== DATA RECORDS ==
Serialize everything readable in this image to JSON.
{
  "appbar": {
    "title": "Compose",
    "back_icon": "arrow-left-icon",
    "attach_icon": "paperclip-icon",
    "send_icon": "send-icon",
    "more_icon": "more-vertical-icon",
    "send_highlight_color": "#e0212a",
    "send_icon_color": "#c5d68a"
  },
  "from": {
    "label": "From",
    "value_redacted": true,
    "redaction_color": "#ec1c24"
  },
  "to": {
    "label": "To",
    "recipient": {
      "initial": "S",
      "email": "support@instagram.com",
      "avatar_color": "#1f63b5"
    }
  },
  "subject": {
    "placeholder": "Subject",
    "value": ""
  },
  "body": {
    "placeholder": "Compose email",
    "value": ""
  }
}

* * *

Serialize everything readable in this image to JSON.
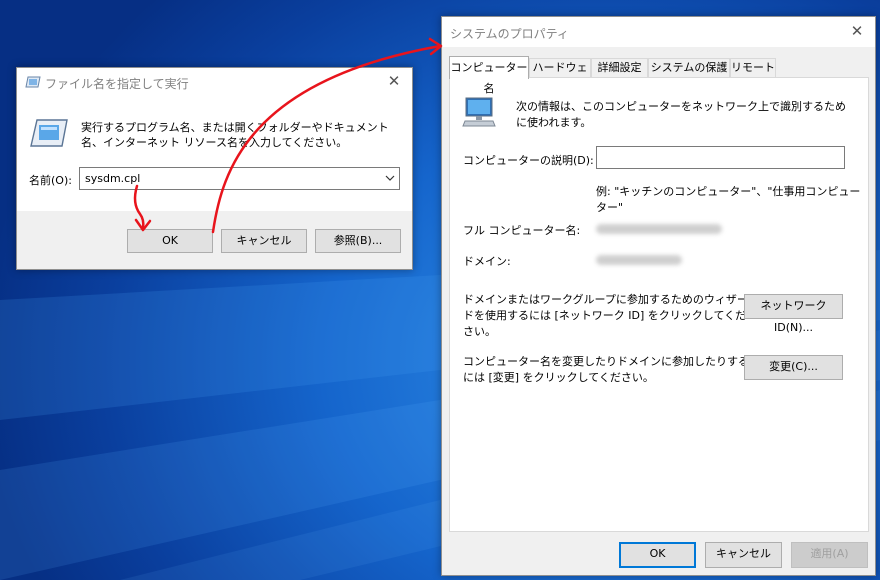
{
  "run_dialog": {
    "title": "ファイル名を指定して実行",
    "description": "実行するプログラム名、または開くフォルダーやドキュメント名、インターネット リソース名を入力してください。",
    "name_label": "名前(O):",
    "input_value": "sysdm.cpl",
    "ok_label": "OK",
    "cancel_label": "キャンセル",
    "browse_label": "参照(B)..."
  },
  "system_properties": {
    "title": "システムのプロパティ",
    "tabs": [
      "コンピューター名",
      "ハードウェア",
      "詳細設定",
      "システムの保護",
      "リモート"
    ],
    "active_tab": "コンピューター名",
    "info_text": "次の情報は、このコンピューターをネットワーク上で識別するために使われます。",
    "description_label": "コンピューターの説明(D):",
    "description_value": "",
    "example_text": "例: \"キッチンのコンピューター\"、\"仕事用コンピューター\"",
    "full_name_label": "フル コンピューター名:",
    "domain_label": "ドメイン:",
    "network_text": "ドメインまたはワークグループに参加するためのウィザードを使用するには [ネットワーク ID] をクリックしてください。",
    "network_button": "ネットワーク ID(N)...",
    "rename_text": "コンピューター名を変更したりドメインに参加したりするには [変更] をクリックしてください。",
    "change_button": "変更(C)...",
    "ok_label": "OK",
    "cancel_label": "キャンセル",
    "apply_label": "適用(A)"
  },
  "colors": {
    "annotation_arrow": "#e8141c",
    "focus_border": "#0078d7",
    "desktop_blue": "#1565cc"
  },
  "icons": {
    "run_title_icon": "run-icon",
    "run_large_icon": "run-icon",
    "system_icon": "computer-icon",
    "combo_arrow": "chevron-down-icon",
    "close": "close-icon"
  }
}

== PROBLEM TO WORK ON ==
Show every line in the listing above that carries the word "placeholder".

== TASK RESULT ==
    "placeholder": "Subject",
    "placeholder": "Compose email",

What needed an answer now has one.